  • College Access and Attainment. While our schools have done a better job graduating Latino students from high school, and preparing them for college, we know there are still many barriers and lack of opportunity for students to pursue higher education. Factors such as cost to attend, insufficient preparation or support, and legacies of bias in entrance exams and admissions have locked out Latinos students from college opportunity. We need a Secretary of Education that will increase college access and attainment for Latino students.

The next Secretary of Education must also lead with empathy, equity, and put children first. Due to the pandemic, children are facing unprecedented hardships, both in and out of the classroom. The Secretary must be able to understand what children are facing, and act accordingly.  That means ensuring that those students who have the fewest resources get the full support of the federal government. Oftentimes, those students are from lower-income households, are children of color, English learners, homeless students, and students with disabilities. 

These students need a Secretary of Education who will fight for them and not get caught up in the education wars that are playing out in Washington, DC and many states across the country.  Moreover, given that Latinos are the largest growing demographic in our public schools, we need a Secretary who understands the promise our Latino children hold and can bring out the best in them. When Latino students succeed, America succeeds. 

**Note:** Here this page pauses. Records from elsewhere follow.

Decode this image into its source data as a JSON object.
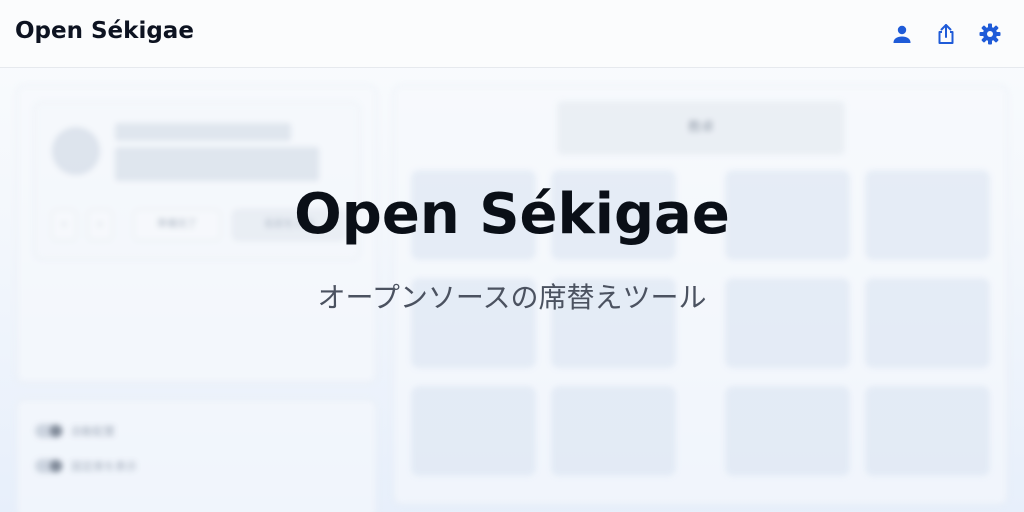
{
  "header": {
    "title": "Open Sékigae",
    "icons": [
      "user-icon",
      "share-icon",
      "gear-icon"
    ],
    "accent_color": "#1f5bd8"
  },
  "background": {
    "left_card": {
      "prev_label": "‹",
      "next_label": "›",
      "button_1": "準備完了",
      "button_2": "名前を入力"
    },
    "toggles": [
      {
        "label": "自動配置"
      },
      {
        "label": "固定席を表示"
      }
    ],
    "desk_label": "教卓"
  },
  "hero": {
    "title": "Open Sékigae",
    "subtitle": "オープンソースの席替えツール"
  }
}
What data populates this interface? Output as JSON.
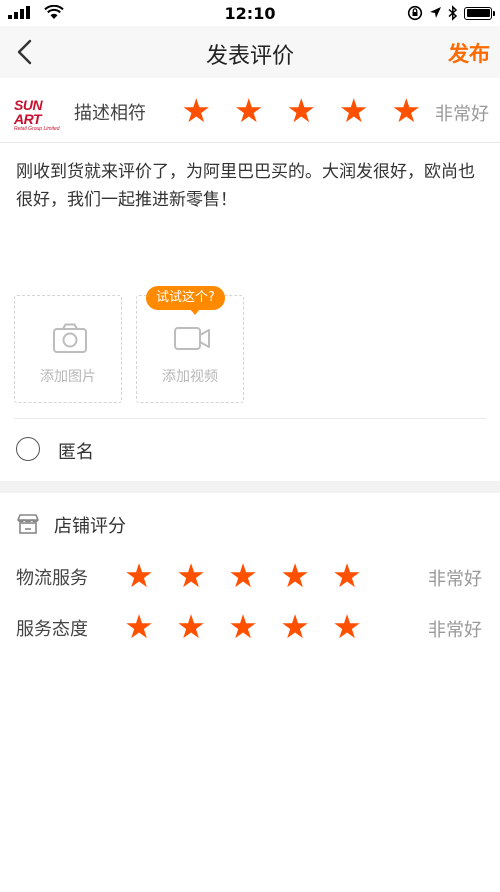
{
  "status_bar": {
    "time": "12:10"
  },
  "nav": {
    "title": "发表评价",
    "publish_label": "发布"
  },
  "product_rating": {
    "logo_main": "SUN ART",
    "logo_sub": "Retail Group Limited",
    "label": "描述相符",
    "stars": 5,
    "max_stars": 5,
    "verdict": "非常好"
  },
  "review": {
    "text": "刚收到货就来评价了，为阿里巴巴买的。大润发很好，欧尚也很好，我们一起推进新零售！"
  },
  "uploads": {
    "photo_label": "添加图片",
    "video_label": "添加视频",
    "tip": "试试这个?"
  },
  "anonymous": {
    "label": "匿名",
    "checked": false
  },
  "shop_rating": {
    "title": "店铺评分",
    "rows": [
      {
        "label": "物流服务",
        "stars": 5,
        "verdict": "非常好"
      },
      {
        "label": "服务态度",
        "stars": 5,
        "verdict": "非常好"
      }
    ]
  },
  "colors": {
    "accent": "#ff6a00",
    "star": "#ff5000",
    "tip": "#ff8a00",
    "brand_red": "#c8102e"
  }
}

About Amanda Fernandez
Amanda Fernandez is the CEO and co-founder of Latinos for Education, the first Latino-founded and led national organization dedicated to creating leadership pathways for emerging Latino education leaders and diversifying education nonprofit boards. She is a Trustee of the Board with the Massachusetts Board of Elementary and Secondary Education and Roxbury Community College. El Planeta has twice named her one of the 100 most influential Hispanics in Massachusetts and she is a Senior Fellow at FutureEd. Amanda has over 25 years of experience in the areas of recruiting, diversity, organization development, change management, strategic planning, and Latino community relations.